- So, how is Perfect Couples different from other relationship shows? Exec producer Scott Silveri says that this show is about "who these characters are and how they interact," and hopes that it "feels very honest." Producer Jon Pollack feels that it's just a good time for a show like this because "gender roles have never been more confused," and they see Perfect Couples as an opportunity to subvert gender stereotypes. They stressed an effort to be modern and not be stereotypical, saying that "it's not a beer commercial."
- Kyle Bornheimer and Christine Woods play the most "normal" couple, Mike and Julia, and the married Bornheimer joked that "the show is awful for my marriage, wonderful for my career," because he'll bring home bits from the show that start arguments. Woods likes the modern portrayal of the couple, people who are happy because "you're with your best friend that you want to have sex with."
- David Walton and Mary Elizabeth Ellis play the couple who most want to kill each other, Vance and Amy, and Ellis says it's an actor's dream. Ellis said, "We're the part of you that wishes you could scream [at your significant other] and then make out with them." Walton also enjoys playing Rex, saying that it's "fun to play characters who have no filter."
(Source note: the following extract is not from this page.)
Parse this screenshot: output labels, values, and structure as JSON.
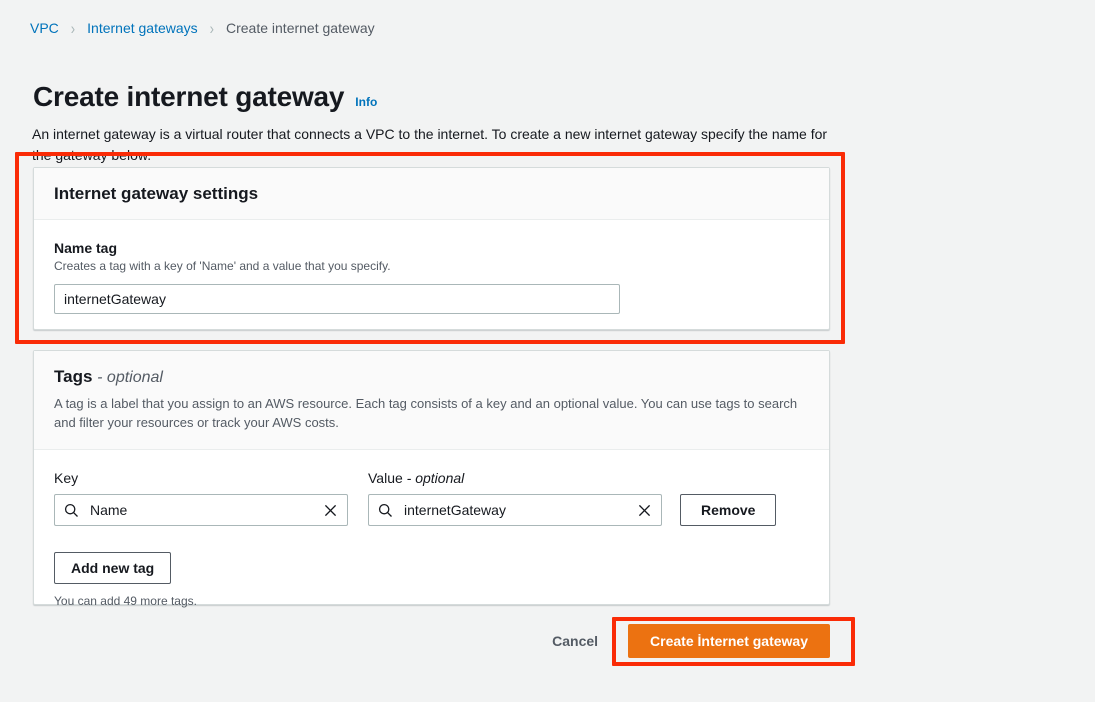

- The third pair of actors, Hayes MacArthur and Olivia Munn, play Rex and Lee, who think they're the perfect couple of the group. MacArthur said he was drawn to the show because of Rex, who may be an "ex-jock party guy," but he's excited about being in a relationship. Though Munn said that MacArthur is nothing like Rex, she said that the characters should be very familiar to everyone: "You either watch the show and you know someone like that, or you are that person."